◆ Supplied material
☆ ☆ ☆ ☆ ☆
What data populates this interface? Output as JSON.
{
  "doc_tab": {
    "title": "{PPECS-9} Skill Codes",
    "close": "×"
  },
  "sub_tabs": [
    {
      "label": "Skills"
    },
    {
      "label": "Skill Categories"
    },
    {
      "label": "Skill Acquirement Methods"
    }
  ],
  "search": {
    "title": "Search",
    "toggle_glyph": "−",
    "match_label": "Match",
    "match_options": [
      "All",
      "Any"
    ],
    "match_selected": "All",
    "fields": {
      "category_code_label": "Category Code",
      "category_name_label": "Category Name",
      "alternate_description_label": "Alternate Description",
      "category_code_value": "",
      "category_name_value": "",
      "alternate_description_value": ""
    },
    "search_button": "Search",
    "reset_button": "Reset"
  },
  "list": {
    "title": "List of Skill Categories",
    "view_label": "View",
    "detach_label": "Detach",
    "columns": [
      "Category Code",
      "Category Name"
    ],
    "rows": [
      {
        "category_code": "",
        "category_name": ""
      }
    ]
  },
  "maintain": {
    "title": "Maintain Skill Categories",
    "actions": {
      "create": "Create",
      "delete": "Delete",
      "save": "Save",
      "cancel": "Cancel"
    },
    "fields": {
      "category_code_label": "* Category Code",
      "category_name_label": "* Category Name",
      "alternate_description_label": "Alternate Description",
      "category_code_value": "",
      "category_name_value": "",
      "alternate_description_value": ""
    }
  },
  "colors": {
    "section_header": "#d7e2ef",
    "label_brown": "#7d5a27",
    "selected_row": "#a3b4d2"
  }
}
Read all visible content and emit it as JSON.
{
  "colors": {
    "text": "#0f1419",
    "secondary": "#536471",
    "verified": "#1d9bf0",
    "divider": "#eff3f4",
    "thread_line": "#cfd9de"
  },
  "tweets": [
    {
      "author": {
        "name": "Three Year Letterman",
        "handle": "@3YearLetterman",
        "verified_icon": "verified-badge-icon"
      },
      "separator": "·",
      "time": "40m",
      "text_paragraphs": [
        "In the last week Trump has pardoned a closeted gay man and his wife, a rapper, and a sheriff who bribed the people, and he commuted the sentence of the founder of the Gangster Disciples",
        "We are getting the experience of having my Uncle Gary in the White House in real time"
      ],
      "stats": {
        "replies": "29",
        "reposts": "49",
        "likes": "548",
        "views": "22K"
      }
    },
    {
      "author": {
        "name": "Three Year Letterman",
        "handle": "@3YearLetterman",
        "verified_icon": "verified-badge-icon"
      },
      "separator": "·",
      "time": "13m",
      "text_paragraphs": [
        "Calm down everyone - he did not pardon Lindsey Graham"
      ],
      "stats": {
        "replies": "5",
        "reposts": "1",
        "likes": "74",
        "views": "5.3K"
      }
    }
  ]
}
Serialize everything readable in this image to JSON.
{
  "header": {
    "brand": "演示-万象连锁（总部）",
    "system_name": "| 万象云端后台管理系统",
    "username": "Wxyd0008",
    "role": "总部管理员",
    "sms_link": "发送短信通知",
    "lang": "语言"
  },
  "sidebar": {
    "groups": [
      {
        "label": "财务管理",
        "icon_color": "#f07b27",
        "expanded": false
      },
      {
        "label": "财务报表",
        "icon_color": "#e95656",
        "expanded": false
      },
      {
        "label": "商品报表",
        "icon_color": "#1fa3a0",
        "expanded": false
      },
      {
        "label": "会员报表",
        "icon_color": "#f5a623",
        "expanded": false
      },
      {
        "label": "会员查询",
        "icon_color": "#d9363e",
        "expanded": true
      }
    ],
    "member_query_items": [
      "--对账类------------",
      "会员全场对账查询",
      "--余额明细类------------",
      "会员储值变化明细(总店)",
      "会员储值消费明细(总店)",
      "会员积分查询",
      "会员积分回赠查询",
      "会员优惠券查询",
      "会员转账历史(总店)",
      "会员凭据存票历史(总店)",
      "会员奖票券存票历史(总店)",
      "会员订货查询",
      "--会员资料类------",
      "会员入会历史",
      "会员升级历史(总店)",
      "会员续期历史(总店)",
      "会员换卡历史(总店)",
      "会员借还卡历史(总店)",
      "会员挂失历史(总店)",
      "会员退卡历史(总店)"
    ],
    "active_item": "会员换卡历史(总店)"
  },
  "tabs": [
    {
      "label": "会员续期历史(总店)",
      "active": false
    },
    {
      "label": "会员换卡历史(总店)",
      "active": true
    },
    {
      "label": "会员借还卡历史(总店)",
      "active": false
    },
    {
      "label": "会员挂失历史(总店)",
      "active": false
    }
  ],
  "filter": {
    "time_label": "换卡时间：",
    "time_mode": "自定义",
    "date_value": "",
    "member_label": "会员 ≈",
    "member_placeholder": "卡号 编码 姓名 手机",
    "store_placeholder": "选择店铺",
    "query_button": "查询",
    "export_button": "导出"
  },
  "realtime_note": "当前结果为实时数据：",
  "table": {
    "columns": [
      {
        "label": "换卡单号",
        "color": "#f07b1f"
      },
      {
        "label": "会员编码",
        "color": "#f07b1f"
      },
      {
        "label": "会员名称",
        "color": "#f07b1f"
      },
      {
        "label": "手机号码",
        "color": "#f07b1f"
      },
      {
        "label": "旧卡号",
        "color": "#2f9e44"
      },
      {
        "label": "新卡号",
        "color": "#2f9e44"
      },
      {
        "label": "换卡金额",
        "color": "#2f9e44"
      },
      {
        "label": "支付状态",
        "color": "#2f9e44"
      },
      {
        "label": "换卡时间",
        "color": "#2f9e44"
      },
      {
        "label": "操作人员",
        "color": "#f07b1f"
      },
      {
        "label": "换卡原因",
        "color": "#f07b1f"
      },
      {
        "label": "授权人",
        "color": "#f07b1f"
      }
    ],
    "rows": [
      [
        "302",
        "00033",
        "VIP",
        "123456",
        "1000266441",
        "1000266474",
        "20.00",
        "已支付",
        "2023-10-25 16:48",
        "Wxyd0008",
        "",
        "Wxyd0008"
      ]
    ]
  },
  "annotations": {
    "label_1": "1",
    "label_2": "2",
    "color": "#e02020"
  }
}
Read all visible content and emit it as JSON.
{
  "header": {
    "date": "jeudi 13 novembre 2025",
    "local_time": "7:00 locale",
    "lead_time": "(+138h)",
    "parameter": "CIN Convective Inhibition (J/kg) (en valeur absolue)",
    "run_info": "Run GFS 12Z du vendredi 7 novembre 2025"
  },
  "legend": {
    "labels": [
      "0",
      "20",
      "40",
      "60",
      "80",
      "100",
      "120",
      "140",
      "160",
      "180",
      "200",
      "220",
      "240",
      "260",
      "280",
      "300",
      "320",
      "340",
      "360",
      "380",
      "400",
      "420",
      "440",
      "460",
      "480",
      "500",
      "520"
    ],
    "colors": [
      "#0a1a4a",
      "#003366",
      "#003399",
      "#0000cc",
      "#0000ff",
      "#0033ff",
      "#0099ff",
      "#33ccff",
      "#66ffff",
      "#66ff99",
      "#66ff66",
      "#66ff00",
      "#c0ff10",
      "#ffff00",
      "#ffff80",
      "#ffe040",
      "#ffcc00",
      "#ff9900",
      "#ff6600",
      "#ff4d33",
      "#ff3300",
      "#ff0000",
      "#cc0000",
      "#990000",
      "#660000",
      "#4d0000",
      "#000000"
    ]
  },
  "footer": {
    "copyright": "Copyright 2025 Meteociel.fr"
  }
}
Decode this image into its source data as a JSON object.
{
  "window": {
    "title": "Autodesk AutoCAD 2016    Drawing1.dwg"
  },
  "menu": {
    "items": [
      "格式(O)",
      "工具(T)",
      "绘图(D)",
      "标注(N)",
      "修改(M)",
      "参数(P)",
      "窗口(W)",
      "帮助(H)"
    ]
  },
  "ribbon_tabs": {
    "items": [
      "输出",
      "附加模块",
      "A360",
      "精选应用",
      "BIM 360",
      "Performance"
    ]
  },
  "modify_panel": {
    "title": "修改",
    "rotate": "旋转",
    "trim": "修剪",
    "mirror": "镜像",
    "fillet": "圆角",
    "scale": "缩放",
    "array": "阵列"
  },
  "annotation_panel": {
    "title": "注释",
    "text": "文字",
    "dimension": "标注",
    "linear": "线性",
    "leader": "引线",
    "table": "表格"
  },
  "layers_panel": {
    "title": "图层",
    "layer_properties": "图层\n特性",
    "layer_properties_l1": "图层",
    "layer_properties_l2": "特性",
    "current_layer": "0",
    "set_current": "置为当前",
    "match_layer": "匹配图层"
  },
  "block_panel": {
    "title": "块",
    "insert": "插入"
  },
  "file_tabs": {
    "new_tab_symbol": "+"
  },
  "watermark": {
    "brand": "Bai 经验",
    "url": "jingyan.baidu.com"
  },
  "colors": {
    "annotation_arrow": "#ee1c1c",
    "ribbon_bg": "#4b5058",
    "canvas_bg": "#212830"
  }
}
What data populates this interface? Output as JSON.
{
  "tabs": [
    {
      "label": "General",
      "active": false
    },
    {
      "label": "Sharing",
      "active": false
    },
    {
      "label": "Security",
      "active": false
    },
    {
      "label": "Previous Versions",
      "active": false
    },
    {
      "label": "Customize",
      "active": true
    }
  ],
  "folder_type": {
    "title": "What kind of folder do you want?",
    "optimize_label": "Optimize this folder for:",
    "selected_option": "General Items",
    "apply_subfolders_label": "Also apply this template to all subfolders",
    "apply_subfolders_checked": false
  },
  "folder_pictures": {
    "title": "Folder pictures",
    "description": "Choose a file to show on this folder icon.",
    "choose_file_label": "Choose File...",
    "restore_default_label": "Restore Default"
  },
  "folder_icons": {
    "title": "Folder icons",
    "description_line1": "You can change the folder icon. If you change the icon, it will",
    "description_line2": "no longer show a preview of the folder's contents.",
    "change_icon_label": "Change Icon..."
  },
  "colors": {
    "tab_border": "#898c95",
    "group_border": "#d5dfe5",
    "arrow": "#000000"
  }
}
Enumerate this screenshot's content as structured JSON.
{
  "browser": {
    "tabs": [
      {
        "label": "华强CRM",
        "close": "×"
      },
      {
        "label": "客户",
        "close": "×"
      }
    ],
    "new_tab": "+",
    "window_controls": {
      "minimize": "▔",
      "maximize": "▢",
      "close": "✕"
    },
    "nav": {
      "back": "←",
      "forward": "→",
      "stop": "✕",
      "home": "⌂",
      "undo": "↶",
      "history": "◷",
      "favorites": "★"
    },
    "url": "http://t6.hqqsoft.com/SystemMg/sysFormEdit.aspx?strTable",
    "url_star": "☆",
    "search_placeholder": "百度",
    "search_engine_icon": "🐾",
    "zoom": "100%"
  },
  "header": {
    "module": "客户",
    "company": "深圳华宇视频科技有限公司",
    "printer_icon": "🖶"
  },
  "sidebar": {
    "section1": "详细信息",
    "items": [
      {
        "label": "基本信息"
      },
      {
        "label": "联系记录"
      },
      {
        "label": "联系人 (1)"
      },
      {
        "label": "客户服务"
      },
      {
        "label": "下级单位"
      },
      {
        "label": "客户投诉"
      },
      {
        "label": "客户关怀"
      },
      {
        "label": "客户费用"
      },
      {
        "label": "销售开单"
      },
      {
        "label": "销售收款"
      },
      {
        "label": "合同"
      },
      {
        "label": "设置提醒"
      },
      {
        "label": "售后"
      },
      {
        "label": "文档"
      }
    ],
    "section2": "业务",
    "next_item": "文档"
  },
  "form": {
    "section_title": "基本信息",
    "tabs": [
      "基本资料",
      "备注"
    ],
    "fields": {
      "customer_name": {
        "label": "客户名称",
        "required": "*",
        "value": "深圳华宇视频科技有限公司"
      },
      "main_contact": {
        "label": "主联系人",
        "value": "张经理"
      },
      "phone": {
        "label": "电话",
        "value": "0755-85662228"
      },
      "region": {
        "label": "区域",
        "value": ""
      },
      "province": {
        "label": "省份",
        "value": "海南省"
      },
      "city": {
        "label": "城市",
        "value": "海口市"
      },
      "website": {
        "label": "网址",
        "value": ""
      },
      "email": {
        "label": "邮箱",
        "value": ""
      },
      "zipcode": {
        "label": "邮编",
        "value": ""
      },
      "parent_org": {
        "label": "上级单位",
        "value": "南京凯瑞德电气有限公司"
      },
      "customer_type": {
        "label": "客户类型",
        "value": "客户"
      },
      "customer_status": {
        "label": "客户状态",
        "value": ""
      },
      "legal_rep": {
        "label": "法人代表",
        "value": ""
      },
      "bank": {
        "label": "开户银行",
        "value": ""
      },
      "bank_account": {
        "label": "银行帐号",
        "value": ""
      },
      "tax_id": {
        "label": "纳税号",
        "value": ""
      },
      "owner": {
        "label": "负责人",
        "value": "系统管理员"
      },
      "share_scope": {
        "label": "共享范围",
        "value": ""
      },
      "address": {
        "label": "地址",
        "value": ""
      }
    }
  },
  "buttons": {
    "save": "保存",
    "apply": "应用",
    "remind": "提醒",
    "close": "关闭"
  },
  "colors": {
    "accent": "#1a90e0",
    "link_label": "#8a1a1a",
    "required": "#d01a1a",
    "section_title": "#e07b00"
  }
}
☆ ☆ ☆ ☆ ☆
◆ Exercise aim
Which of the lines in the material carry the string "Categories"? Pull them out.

◆ Written response
      "label": "Skill Categories"
    "title": "List of Skill Categories",
    "title": "Maintain Skill Categories",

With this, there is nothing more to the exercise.